Counterpoint: Penn State Scandal Revisited
The Torah demands that we not judge the moral conduct of the people involved without knowing what they actually saw and did.
What is most distressing about the Penn State scandal is people’s reactions to it. It’s as though the allegations of child abuse render us all an incoherent mob, lighting our torches, grabbing our pitchforks, heading out at midnight to go confront the monster. My colleague Harve Linder’s article illustrates this point.
I should point out before I go any further that Harve Linder is my Talmud study partner and my colleague. I have the greatest respect for his good heart and his legal acumen. He is in all respects a gentleman and a scholar. I disagree with him on one issue in his article.
He states the rhetorical question: “When the graduate student walked into the shower room and allegedly discovered the horrific acts of the assistant coach, what should he have done?” He concludes that the graduate student’s conduct failed to meet the Torah’s standard of “do not stand idly on your brother’s blood.”
There are other Torah injunctions, however, that should give us pause. There is the warning not to prejudge as situation, as it says: “Do not render an unfair decision…” (Leviticus 19:15)
Moreover, the laws against gossip (loshon hara) are designed to prevent exactly the kind of torch-and-pitchfork rush to judgment that the Penn State case reveals. “Do not raise a false report, says the Torah” (Exodus 23:1), which our Sages explain as a warning “not to receive or listen to evil reports.”
We cannot presume to judge the actions of Mike McQueary, the graduate student who “discovered” the heinous act.
Applying these divine injunctions to the Penn State case, we cannot presume to judge the actions of Mike McQueary, the graduate student who “discovered” the heinous act. Let us assume that the Grand Jury report is authentic. The entire chain of reasoning that leads us to condemn Penn State’s graduate assistant and its entire football coaching staff is based on one supposed fact – that the graduate student walked into the shower room, discovered the horrific acts of the assistant coach and did nothing.
If in fact the graduate student saw rape, then he (Mr. Linder and I agree) had both a moral and a legal obligation to intervene, as well as to report it to the police. At which point, McQueary’s boss – and his boss’s boss, and so on up the line – all had an obligation to report this disgusting and despicable conduct. If they did not, they should (after due process) be thrown in jail.

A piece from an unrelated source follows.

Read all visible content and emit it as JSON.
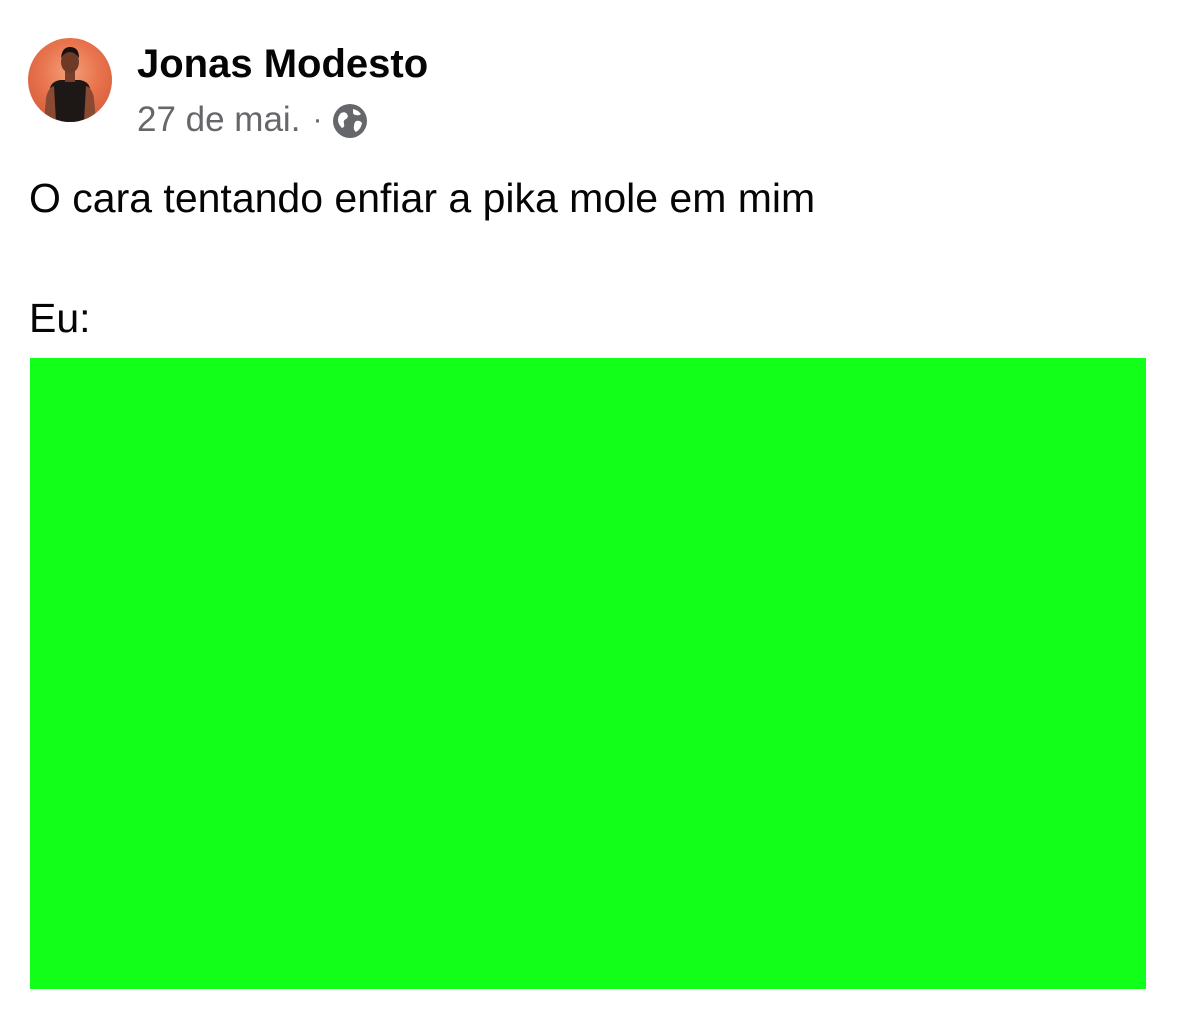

So if this story is true, why didn’t the graduate either intervene or call the police? And why did the coaching staff and the administration, having (in this version of the narrative) heard a clear report of child rape, not call the police to investigate?
People offer several possible explanations for McQueary’s failure to act, each an indictment of his moral character. It has been suggested that perhaps the graduate student was so cowed by the Paterno mystique that he was unable to bring himself to accuse one of Paterno’s gang. Or that perhaps he was a moral coward. Or perhaps he was afraid of the perpetrator.
But I would like to suggest another explanation. Perhaps what McQueary saw is what most eyewitnesses see: incomplete facts, partial evidence, suspicious but unclear patterns of behavior. That he later testified that he saw clearly identifiable conduct (“rape”) is typical of human beings in general: we weave the patterns together after the fact into a coherent (and sometimes mistaken) explanation. So if he saw conduct that was unclear-but-suspicious, that explains why his report to his boss (and his boss’ report to his boss) were less than a full report of rape.
There are other possible explanations. The administration claims that they didn’t act on child rape because neither McQueary nor the coaching staff ever told them of a rape—only that he saw something upset him. For his part, McQueary now claims that he stopped the assault, and talked with police. We lawyers hear these as self-serving exculpatory statements. Are they true? We can’t know.
I’ve been working in the justice system for 30 years. I’ve prosecuted criminals and I’ve defended them. I’m as jaded about human nature as only a person who works in the justice system can be. But I find it inconceivable that any human being, witnessing what is clearly and unambiguously rape, would fail to at least verbally challenge the conduct (“Hey! What’s going on in there?”) – if not physically intervene. Add the fact that the victim was a 10-year-old boy makes it even more unlikely that a witness to a rape would walk away. Add all of these aggravating factors together – the homosexual rape of a child by an adult – it is beyond our experience that an eyewitness would not physically intervene.
As Occam’s razor and Sherlock Holmes and the Talmud, too, instruct us: The simplest and most likely explanation of human behavior is usually the correct one. At least, it’s the place we start until we know more facts. That simple explanation here is that McQueary did not intervene because he did not clearly see a sexual assault — or, as he now claims, that the initial stories of his conduct were wrong and that he did, in fact, intervene.
None of us knows what happened. We all have our suspicions about who did what to whom, and who did not do enough. But Mr. Linder and I agree on this, too: The Torah demands more of us than prejudgment. It demands that we not judge the moral conduct of the actors without knowing what the actors actually saw and what they actually did. Let’s douse the torches and put down the pitchforks until then.